Study material.
────────────────────
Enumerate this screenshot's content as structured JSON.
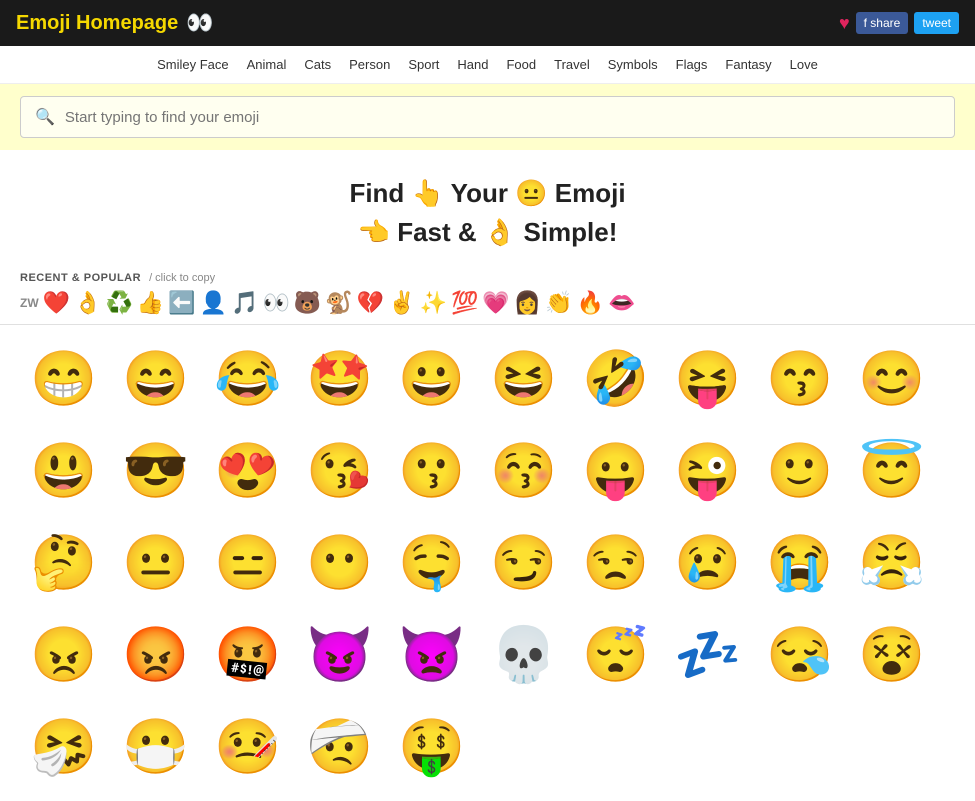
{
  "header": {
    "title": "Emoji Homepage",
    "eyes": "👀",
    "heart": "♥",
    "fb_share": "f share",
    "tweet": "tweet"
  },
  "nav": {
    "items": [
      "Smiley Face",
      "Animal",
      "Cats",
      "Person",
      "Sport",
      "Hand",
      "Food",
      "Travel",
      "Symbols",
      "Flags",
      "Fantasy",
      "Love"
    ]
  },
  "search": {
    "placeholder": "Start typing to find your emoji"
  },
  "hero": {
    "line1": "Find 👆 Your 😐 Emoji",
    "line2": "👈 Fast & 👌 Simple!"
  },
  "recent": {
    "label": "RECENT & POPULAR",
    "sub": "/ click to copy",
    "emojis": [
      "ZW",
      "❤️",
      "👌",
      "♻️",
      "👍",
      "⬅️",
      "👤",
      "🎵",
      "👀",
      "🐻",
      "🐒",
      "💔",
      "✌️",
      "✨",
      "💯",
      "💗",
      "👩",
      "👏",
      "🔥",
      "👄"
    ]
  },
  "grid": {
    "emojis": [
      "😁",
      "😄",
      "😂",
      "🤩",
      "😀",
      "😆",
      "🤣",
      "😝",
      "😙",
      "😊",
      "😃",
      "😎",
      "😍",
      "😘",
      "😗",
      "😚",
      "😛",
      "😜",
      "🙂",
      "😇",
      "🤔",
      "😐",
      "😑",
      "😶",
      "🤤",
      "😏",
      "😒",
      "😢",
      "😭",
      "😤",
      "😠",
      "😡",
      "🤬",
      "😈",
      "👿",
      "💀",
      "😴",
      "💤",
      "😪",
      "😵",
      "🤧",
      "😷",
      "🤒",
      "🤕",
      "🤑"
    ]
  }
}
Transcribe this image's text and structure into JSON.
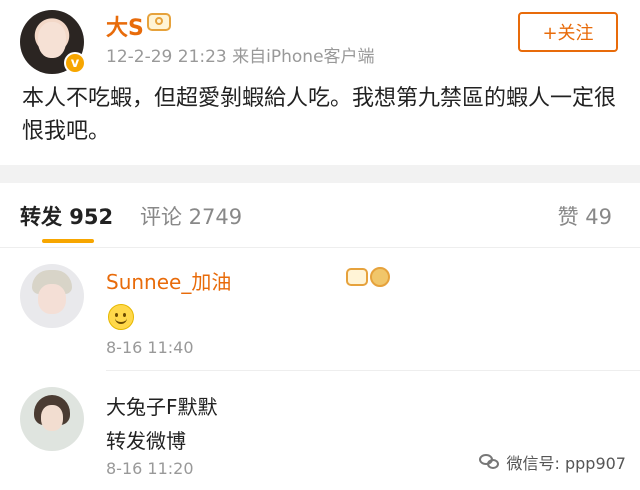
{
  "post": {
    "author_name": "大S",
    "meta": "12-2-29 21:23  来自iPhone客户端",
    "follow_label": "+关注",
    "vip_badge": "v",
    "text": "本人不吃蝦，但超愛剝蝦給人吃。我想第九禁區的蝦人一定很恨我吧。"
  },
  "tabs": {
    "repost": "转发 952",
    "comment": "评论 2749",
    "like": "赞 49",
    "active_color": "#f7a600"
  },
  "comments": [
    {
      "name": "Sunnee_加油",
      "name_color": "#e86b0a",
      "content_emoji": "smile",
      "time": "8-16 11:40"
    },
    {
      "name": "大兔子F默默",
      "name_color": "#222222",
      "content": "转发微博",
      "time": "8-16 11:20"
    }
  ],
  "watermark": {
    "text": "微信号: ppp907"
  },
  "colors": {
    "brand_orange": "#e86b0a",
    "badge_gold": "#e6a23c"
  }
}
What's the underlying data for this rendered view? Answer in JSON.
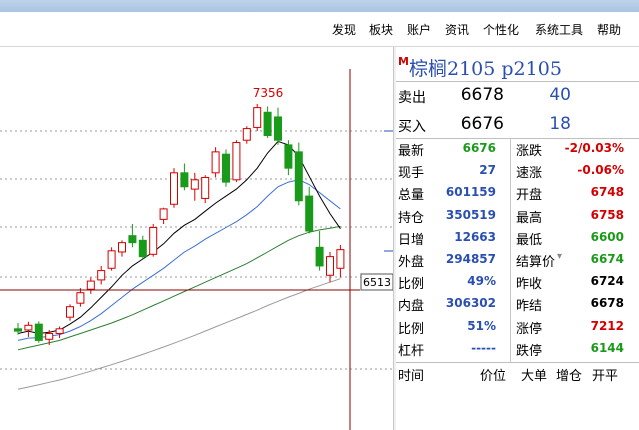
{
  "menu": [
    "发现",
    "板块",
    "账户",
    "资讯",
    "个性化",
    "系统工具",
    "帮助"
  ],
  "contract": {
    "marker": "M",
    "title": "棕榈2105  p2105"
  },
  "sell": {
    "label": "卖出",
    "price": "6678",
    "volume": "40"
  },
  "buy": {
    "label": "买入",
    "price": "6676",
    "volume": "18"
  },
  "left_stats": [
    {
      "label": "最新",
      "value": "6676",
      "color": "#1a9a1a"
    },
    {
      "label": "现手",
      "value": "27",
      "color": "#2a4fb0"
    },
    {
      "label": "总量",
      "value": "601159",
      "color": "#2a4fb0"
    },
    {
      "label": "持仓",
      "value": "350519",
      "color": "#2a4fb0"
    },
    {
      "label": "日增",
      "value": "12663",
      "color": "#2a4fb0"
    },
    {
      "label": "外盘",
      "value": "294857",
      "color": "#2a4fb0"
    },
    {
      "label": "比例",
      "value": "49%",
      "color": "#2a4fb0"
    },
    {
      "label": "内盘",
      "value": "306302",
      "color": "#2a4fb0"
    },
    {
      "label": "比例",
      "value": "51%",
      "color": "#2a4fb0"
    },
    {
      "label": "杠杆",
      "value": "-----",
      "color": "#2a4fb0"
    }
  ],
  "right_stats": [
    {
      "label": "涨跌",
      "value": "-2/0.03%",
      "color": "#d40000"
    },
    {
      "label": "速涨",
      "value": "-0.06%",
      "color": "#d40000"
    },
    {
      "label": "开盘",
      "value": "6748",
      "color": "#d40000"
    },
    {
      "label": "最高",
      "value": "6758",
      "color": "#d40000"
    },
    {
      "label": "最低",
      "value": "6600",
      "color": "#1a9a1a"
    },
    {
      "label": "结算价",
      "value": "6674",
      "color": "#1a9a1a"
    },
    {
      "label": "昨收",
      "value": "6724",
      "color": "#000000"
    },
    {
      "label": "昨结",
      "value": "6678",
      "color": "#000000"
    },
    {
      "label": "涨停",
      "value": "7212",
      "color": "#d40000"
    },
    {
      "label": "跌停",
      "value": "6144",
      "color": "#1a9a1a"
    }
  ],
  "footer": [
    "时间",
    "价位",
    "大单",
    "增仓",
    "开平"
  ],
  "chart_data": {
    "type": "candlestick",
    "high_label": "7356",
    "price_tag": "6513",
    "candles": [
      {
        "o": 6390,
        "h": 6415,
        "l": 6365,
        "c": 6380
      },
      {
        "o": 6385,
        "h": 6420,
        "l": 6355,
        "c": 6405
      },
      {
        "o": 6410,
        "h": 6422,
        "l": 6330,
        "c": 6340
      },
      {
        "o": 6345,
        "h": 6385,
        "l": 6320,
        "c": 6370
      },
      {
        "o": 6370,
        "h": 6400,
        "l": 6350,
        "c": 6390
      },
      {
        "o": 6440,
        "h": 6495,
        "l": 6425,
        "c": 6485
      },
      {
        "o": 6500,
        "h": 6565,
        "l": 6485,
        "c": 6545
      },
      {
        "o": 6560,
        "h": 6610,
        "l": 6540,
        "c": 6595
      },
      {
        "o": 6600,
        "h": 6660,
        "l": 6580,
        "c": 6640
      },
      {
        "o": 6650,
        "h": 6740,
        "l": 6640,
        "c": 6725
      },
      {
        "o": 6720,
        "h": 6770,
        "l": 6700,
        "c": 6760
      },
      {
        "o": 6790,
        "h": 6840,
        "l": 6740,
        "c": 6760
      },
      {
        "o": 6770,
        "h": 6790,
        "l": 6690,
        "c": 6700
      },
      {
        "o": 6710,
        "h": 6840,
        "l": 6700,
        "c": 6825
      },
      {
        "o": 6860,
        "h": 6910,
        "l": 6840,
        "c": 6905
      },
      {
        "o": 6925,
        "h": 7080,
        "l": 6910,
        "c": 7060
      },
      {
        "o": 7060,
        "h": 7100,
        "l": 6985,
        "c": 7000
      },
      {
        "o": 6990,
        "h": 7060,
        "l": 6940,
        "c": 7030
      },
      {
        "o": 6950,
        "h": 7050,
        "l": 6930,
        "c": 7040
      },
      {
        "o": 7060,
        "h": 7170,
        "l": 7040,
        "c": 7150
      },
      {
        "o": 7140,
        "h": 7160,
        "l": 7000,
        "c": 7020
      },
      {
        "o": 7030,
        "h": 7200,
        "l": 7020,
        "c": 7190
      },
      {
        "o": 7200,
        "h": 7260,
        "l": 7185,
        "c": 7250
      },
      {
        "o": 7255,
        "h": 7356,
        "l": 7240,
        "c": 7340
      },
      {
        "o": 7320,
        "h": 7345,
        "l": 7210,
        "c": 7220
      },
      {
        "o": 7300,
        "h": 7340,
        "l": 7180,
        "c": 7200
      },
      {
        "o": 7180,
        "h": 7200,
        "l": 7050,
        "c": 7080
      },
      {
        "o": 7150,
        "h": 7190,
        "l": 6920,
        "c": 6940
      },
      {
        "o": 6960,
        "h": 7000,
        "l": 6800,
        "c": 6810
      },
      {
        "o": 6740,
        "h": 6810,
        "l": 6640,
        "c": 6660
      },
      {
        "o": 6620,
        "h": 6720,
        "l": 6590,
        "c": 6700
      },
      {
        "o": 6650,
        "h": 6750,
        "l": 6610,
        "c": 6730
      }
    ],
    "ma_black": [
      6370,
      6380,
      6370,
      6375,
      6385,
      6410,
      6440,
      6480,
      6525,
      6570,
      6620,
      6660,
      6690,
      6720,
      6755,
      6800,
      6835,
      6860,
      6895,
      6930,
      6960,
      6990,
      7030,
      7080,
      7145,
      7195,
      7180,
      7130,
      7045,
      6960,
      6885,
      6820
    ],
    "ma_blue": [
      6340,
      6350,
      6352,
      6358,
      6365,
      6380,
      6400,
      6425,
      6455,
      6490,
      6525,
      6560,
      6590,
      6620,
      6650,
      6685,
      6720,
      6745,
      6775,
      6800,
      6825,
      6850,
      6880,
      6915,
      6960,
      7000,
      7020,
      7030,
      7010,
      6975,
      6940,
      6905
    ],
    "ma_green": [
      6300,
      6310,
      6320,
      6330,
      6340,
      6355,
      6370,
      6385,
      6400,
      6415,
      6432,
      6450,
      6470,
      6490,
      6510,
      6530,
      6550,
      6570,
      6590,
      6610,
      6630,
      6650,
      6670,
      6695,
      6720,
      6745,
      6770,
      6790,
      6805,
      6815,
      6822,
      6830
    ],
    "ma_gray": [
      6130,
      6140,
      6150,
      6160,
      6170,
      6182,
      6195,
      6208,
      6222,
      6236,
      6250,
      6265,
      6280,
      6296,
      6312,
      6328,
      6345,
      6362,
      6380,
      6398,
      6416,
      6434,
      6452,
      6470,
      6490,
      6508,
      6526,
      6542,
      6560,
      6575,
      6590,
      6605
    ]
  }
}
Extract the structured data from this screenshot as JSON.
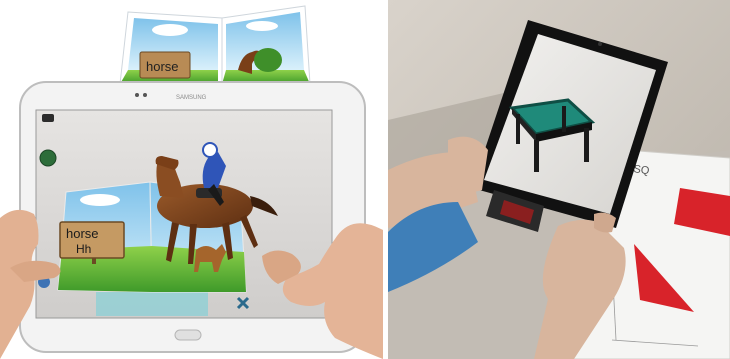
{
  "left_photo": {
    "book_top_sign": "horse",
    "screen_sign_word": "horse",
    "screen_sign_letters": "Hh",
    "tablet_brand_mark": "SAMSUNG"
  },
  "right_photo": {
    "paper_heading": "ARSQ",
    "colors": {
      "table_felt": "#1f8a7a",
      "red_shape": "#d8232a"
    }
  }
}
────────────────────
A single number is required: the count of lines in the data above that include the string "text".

3